_YOUR GOAL_
Only lines holding "JSON" are needed; copy each of them from the data below.

Excerpts from an interface dataset:
Content starts

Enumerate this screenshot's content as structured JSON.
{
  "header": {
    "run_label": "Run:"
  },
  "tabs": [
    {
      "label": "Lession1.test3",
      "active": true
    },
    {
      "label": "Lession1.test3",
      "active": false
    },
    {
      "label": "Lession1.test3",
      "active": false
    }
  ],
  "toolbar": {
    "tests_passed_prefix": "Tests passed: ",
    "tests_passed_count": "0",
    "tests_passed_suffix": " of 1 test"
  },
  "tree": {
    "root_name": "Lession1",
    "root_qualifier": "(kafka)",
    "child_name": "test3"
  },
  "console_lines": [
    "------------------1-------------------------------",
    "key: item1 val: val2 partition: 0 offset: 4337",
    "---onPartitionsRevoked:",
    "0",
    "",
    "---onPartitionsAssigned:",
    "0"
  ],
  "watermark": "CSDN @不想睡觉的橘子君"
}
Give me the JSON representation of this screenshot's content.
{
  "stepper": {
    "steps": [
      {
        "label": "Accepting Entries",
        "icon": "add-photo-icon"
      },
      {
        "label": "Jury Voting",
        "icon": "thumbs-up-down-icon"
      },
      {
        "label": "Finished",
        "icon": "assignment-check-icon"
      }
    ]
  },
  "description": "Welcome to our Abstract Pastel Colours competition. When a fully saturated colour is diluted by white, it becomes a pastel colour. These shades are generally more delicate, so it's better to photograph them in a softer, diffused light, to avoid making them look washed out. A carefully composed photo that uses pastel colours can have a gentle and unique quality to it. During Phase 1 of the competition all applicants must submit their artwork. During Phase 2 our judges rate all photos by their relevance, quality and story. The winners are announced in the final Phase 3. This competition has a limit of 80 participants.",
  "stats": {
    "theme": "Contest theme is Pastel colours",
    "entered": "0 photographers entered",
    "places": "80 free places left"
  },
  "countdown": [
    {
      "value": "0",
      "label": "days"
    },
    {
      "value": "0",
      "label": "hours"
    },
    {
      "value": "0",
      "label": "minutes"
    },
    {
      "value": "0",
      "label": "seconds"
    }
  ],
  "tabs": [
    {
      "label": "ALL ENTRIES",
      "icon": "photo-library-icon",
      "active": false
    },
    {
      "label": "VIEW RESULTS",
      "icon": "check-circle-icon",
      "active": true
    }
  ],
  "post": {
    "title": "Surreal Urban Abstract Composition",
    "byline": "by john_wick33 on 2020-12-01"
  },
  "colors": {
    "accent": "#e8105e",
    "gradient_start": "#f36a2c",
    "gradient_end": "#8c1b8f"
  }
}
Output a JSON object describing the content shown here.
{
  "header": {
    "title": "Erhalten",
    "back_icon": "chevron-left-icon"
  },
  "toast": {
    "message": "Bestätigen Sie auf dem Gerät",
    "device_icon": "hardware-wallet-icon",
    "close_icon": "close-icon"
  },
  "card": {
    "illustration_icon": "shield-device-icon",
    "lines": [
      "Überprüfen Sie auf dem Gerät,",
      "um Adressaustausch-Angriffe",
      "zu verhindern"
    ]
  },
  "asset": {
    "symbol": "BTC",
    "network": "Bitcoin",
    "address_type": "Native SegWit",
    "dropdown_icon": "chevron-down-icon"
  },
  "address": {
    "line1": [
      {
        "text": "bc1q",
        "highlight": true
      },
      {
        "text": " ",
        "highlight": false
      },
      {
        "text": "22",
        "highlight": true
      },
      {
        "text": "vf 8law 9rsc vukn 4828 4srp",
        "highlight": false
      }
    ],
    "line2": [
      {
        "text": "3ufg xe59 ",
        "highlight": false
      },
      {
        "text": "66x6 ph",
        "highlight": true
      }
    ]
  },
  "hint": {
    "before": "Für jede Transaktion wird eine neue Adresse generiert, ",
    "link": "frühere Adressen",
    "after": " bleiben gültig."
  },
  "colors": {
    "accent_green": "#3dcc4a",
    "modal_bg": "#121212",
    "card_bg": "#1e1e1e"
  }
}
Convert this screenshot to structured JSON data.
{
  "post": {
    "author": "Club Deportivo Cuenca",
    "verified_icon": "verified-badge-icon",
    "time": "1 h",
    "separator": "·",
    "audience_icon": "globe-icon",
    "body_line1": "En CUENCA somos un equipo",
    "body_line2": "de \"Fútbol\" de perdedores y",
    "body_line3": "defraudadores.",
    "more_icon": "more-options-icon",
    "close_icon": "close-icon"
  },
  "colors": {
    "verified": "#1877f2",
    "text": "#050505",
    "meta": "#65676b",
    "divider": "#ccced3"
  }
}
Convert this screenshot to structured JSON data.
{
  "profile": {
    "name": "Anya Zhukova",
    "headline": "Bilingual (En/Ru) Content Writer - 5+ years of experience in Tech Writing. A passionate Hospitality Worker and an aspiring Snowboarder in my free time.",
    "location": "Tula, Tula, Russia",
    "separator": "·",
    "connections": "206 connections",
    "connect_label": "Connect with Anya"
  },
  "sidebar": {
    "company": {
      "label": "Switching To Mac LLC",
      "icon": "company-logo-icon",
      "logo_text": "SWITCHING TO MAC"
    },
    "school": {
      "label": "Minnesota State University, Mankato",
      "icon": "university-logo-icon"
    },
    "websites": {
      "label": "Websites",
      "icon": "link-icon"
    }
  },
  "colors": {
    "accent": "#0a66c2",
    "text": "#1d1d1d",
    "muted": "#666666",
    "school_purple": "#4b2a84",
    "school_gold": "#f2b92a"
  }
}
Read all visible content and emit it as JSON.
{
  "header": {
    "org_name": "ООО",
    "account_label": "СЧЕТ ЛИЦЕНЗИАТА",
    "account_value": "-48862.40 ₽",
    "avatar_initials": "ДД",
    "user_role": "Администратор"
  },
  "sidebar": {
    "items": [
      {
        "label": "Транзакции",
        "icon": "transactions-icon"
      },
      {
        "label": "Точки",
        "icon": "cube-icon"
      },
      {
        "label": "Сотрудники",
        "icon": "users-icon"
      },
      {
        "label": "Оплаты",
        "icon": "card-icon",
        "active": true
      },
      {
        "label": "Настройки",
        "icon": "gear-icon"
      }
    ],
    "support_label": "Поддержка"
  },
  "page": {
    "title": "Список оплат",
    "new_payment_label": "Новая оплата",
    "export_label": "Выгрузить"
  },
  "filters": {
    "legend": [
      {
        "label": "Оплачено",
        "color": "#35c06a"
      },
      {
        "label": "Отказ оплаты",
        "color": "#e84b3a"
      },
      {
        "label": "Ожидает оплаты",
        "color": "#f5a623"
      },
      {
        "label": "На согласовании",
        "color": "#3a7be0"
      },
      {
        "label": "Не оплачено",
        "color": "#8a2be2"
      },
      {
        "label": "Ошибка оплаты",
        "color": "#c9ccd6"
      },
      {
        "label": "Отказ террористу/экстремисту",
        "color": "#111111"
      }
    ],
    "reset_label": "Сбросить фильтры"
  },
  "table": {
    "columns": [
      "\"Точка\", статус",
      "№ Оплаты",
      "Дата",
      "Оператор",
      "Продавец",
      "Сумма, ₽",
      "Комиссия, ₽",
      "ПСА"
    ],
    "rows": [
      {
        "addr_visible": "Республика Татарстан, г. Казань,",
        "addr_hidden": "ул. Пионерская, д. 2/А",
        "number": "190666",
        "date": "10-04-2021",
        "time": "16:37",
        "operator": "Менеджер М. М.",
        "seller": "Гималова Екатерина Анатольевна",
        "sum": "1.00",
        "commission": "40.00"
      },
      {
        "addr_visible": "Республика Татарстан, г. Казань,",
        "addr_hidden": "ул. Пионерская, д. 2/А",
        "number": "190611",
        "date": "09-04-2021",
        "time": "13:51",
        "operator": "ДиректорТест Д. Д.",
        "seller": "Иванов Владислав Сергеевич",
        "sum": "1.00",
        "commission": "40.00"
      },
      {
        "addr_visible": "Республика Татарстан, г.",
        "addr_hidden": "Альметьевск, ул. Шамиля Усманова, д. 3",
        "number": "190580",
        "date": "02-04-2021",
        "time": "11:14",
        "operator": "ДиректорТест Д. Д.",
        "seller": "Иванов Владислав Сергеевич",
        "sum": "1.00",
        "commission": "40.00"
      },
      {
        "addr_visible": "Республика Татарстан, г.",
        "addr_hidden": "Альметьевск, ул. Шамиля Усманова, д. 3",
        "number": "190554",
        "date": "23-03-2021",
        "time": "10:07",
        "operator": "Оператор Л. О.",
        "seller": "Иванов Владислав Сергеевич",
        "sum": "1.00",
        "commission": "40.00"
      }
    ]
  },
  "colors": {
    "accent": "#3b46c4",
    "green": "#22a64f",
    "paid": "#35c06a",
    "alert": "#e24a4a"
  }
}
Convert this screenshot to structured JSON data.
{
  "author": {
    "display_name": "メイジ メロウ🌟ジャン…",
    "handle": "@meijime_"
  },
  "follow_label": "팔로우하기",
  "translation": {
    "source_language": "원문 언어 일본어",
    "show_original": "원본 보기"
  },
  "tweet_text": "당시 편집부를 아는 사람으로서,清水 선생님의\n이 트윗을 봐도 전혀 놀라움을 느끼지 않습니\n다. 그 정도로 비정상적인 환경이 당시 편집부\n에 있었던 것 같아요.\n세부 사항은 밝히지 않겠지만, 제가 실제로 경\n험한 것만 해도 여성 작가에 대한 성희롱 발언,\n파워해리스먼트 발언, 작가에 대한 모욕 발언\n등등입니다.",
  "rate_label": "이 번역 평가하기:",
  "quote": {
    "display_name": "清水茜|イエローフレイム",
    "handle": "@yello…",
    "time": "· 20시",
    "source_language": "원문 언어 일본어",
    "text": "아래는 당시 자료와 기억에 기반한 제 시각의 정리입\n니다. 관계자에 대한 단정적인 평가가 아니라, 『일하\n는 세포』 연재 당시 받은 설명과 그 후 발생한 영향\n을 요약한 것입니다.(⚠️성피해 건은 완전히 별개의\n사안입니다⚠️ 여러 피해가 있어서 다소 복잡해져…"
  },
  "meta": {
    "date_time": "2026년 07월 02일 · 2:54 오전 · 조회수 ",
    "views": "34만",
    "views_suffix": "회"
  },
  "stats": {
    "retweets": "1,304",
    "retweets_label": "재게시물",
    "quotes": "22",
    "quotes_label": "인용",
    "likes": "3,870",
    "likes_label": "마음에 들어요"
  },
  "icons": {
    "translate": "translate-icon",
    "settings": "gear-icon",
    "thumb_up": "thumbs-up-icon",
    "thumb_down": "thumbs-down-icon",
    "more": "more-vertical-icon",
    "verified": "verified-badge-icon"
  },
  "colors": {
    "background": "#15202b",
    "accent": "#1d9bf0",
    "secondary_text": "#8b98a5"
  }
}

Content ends

_FINISHED TASK_
Enumerate this screenshot's content as structured JSON.
Give me the JSON representation of this screenshot's content.
Output a JSON object describing the content shown here.
Convert this screenshot to structured JSON data.
Convert this screenshot to structured JSON data.
Read all visible content and emit it as JSON.
Convert this screenshot to structured JSON data.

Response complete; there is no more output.